I started “Through the Eyes of the Artist” over 26 years ago. It was originally funded by a grant from the Cleveland Museum of Art to help bring art into the lives of school children. The program was designed for children in grades K- 4, but “Through the Eyes of the Artist” eventually evolved into a lecture program for people of all ages interested in uncovering the fascinating details of the lives and works of some of our most renowned and influential artists.
For the past 26 years, I have trained over 400 Art Docents, and delivered art history lectures in schools, libraries and community education centers in the Cleveland area. After we were transferred to the East Coast, I expanded the program into the Rhode Island and Massachusetts communities where we lived.
I believe that it is only by learning about the artists that we can begin to understand the meaning that is communicated to us through their artwork. And through this discovery, we get an insight into the experience of human existence, we realize that we share a common thread, identify with the artist, and appreciate even more the value of their work. Every work of art is incomplete in itself. When we enjoy art, we extend it. We improve it. And we make it our own.
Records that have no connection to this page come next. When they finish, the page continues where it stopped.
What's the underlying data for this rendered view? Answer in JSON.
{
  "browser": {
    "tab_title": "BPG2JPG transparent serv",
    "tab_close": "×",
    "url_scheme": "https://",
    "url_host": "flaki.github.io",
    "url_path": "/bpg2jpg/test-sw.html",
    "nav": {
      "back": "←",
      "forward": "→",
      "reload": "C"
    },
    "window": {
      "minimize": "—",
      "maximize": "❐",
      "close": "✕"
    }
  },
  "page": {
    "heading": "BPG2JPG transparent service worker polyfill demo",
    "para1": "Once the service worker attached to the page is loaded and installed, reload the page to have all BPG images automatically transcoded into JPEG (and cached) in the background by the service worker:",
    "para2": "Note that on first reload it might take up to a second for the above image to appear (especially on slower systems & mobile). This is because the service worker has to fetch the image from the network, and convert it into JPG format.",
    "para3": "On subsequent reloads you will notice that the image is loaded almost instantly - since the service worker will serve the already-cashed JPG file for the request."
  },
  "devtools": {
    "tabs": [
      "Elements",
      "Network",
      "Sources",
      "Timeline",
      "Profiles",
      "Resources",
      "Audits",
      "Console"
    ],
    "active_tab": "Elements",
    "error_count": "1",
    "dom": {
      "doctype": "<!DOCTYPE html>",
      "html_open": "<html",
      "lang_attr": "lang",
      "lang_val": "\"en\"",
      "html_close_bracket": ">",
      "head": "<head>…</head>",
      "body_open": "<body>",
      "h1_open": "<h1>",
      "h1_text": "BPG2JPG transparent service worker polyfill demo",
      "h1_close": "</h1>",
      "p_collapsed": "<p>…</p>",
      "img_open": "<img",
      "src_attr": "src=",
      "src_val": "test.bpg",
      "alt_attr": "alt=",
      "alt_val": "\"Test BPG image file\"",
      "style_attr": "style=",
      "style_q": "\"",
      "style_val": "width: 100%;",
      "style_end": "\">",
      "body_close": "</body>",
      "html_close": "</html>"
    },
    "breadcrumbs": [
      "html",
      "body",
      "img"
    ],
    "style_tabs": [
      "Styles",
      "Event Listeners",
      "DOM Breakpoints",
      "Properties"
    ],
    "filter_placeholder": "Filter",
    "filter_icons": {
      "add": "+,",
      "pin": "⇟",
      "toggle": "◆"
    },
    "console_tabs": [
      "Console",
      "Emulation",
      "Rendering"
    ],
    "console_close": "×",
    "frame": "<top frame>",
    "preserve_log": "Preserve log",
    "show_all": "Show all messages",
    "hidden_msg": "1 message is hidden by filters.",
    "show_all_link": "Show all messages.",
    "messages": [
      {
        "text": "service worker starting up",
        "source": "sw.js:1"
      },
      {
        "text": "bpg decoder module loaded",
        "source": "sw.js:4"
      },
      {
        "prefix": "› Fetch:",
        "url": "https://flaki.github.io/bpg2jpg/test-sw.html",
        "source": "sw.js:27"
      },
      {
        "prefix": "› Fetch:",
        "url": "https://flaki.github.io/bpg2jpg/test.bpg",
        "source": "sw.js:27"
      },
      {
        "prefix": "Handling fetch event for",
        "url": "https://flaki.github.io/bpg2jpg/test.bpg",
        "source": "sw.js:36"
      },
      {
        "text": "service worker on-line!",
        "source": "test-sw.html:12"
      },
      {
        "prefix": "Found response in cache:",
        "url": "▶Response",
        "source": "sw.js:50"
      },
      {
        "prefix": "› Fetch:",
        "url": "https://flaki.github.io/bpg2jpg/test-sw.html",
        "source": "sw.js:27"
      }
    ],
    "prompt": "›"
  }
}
I hope I can inspire you to enjoy art even more.
A French film director, Catherine Aventurier, took notice of one of my many Through the Eyes of the Artist Lectures YouTube lectures posted on Hudson Library's website, and contacted me to see if I would be interested in being a part of a documentary about the relationship between Mary Cassatt and Edgar Degas.
I was sent to Paris in August 2017 for the interview and filming. The finished documentary has been translated with English subtitles and it is truly a work of art, beautifully combining images and music intertwined with interviews with a psychiatrist, a well known author and art historians as well as actors portraying the artists! The finished product details the deep and sincere friendship between two colleagues. Mary Cassatt, the feminist, and Edgar Degas, the misogynist.
A very well known Paris art museum – Musee Jaquemart - Andre saw the documentary at the Paris Premier and incorporated it into a special exhibit dedicated to Mary Cassatt. Although she is very popular in the U.S., Mary Cassatt is hardly known in France. This is the very first time a retrospective of her work will be featured in a Paris museum! The exhibit will run in Paris from March 9 - July 23, 2018. The National Gallery in Washington, Museum of Fine Arts in Boston, the Philadelphia Museum of Art and the Metropolitan Museum of Modern Art are among the galleries loaning Mary Cassatt paintings to the Paris museum for this event. Rarely exhibited together, these works will be gathered in Paris for the first time, displayed alongside clips of our documentary. It is advertised as the largest exhibit of Mary Cassatt in the world. Even the Wall Street Journal wrote an article in March about this exhibit and how France is rediscovering Mary Cassatt !
The far-reaching scope of Hudson Library is astounding. They managed to connect the outside world to our wonderful community. We have reached so many people in the community with the art history lectures, and even more people in the world with their website! I’ve had calls from many people around the US, as well as Venezuela, Istanbul and Spain with requests to be involved in additional cultural programs, documentaries, films, television programs and podcasts.